Continuing financial crisis

The woman in line before me in the small grocery shop at the corner of my street buys a loaf of bread, a few eggs, a bottle of water and a few tomatoes. She plays with the coins in her hand and finds she doesn’t have enough money to pay the bill of less then 5 ytl (that’s about 2.75 euros). The shop-owner, who is old and uses a calculator to add up small amounts of money, takes a long piece of paper out of the till. The woman’s name is already on the list, she has a debt of about 25 ytl which will now become 27. The list of people in debt is a long one. It makes me wonder about the effects of the financial crisis on Turkey. I read articles about inflation going up to more than ten percent, about the car industry in deep trouble, about exports under pressure, about a deal that Prime Minister Erdogan is about to make with the IMF. For people in neighbourhoods like mine, where incomes are low, a financial crisis is a fixture of their daily life. The minimum wages are way too low to cover the cost of living, especially in an expensive city like Istanbul, and due to the international financial crisis, people’s jobs are less secure. But for them the financial crisis didn’t start weeks ago with the mortgage panic in the United States. They are in a continuing financial crisis, a life-long one.

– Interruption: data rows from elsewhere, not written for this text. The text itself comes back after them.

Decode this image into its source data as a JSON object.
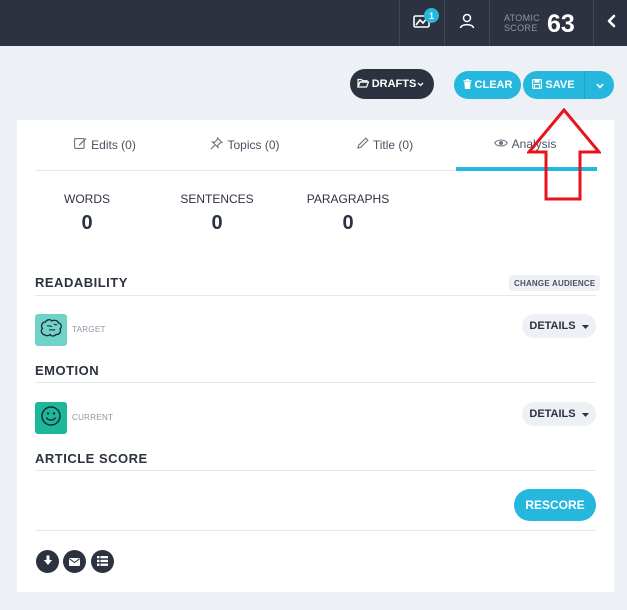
{
  "topbar": {
    "notification_count": "1",
    "atomic_label_line1": "ATOMIC",
    "atomic_label_line2": "SCORE",
    "atomic_score": "63",
    "icons": [
      "chart-bell-icon",
      "user-icon",
      "chevron-left-icon"
    ]
  },
  "actions": {
    "drafts_label": "DRAFTS",
    "clear_label": "CLEAR",
    "save_label": "SAVE"
  },
  "tabs": [
    {
      "label": "Edits (0)",
      "icon": "pencil-square-icon"
    },
    {
      "label": "Topics (0)",
      "icon": "pin-icon"
    },
    {
      "label": "Title (0)",
      "icon": "pencil-icon"
    },
    {
      "label": "Analysis",
      "icon": "eye-icon",
      "active": true
    }
  ],
  "stats": [
    {
      "label": "WORDS",
      "value": "0"
    },
    {
      "label": "SENTENCES",
      "value": "0"
    },
    {
      "label": "PARAGRAPHS",
      "value": "0"
    }
  ],
  "readability": {
    "title": "READABILITY",
    "change_audience_label": "CHANGE AUDIENCE",
    "sub_label": "TARGET",
    "details_label": "DETAILS",
    "icon": "brain-icon"
  },
  "emotion": {
    "title": "EMOTION",
    "sub_label": "CURRENT",
    "details_label": "DETAILS",
    "icon": "smiley-icon"
  },
  "article_score": {
    "title": "ARTICLE SCORE",
    "rescore_label": "RESCORE"
  },
  "footer_icons": [
    "download-icon",
    "email-icon",
    "list-icon"
  ],
  "colors": {
    "accent": "#26b7df",
    "dark": "#2c3240",
    "readability_tile": "#6fd3c8",
    "emotion_tile": "#1bb89c",
    "annotation_arrow": "#e8141c"
  }
}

Poisonous film

Atatürk is depicted as a godless dictator, a coward and an arrogant, ambitious egoist who looked down on the people. Who, on top of all that, drank too much and had a weakness for women he couldn’t control. I read these critiques in an email which is being sent around the country at the moment, calling on people not to take their children to the movie Mustafa, which is currently playing in the cinemas. The movie would, according to the email, poison children’s minds. Atatürk should of course remain the untouchable mythical figure that he has been for decades, and should never be seen as a man with all the faults and weaknesses that all human beings have.

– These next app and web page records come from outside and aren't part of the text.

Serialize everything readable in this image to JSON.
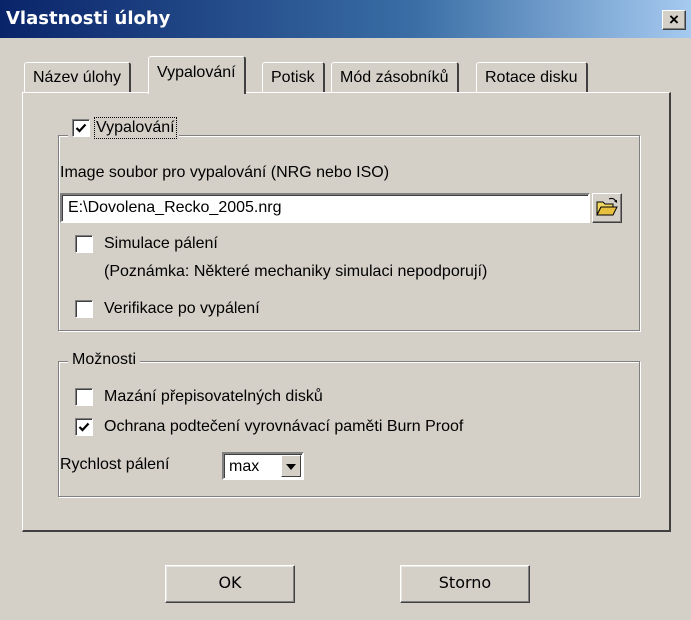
{
  "window": {
    "title": "Vlastnosti úlohy",
    "close_label": "×"
  },
  "tabs": [
    {
      "label": "Název úlohy",
      "active": false
    },
    {
      "label": "Vypalování",
      "active": true
    },
    {
      "label": "Potisk",
      "active": false
    },
    {
      "label": "Mód zásobníků",
      "active": false
    },
    {
      "label": "Rotace disku",
      "active": false
    }
  ],
  "burn_group": {
    "checkbox_label": "Vypalování",
    "checked": true,
    "image_label": "Image soubor pro vypalování (NRG nebo ISO)",
    "image_path": "E:\\Dovolena_Recko_2005.nrg",
    "browse_icon": "open-folder-icon",
    "simulate_label": "Simulace pálení",
    "simulate_checked": false,
    "simulate_note": "(Poznámka: Některé mechaniky simulaci nepodporují)",
    "verify_label": "Verifikace po vypálení",
    "verify_checked": false
  },
  "options_group": {
    "title": "Možnosti",
    "erase_label": "Mazání přepisovatelných disků",
    "erase_checked": false,
    "burnproof_label": "Ochrana podtečení vyrovnávací paměti Burn Proof",
    "burnproof_checked": true,
    "speed_label": "Rychlost pálení",
    "speed_value": "max"
  },
  "buttons": {
    "ok": "OK",
    "cancel": "Storno"
  },
  "colors": {
    "title_start": "#0a246a",
    "title_end": "#a6caf0",
    "face": "#d4d0c8"
  }
}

I went to see the movie yesterday. I expected a film in which some actor would play Atatürk, but was surprised to see that it was more like a documentary. Old stills and footage, in black and white, and no dialogue, just a voice-over telling the story of the man who won Turkey independence and turned it in to a secular republic. There were segments in full colour, and in those parts, you see a young Mustafa walking in a beautiful landscape with a threatening sky, as an army general giving directions to his men under a blood-red sky with his hand over his eyes and his arm pointing into the distance, or marching over a hill singing a battle song with the sun coming up in, once again, a blood-red sky.
I didn’t see any hint of cowardice, except when it was mentioned that Atatürk didn’t like sleeping in the dark. Arrogant, ambitious and looking down on the people? Well, he did say that revolution should come instantly and should not be concerned with the needs of ignorant people. And for a man who wants to bring revolution to a country, that is of course not such a strange idea. A dictator? The film shows that Atatürk banned the opposition, and that many of his fellow commander friends were arrested because of an assassination attempt. Nothing new in that, revolution doesn’t come without victims. Another big criticism was of Atatürk being a heavy drinker with a weakness for women. The film shows the latter when he first came to Istanbul even before he was twenty: would it not be more unusual for a young man not to have a weakness for women? And the drinking? Atatürk died of cirrhosis of the liver, and that is, as we all know, not caused by drinking too much milk.
Still, I agree that it’s not such a good idea to take children to see the movie. Not because of these far fetched criticisms, but because, while it’s definitely an interesting film for adults, for children it would probably be totally boring.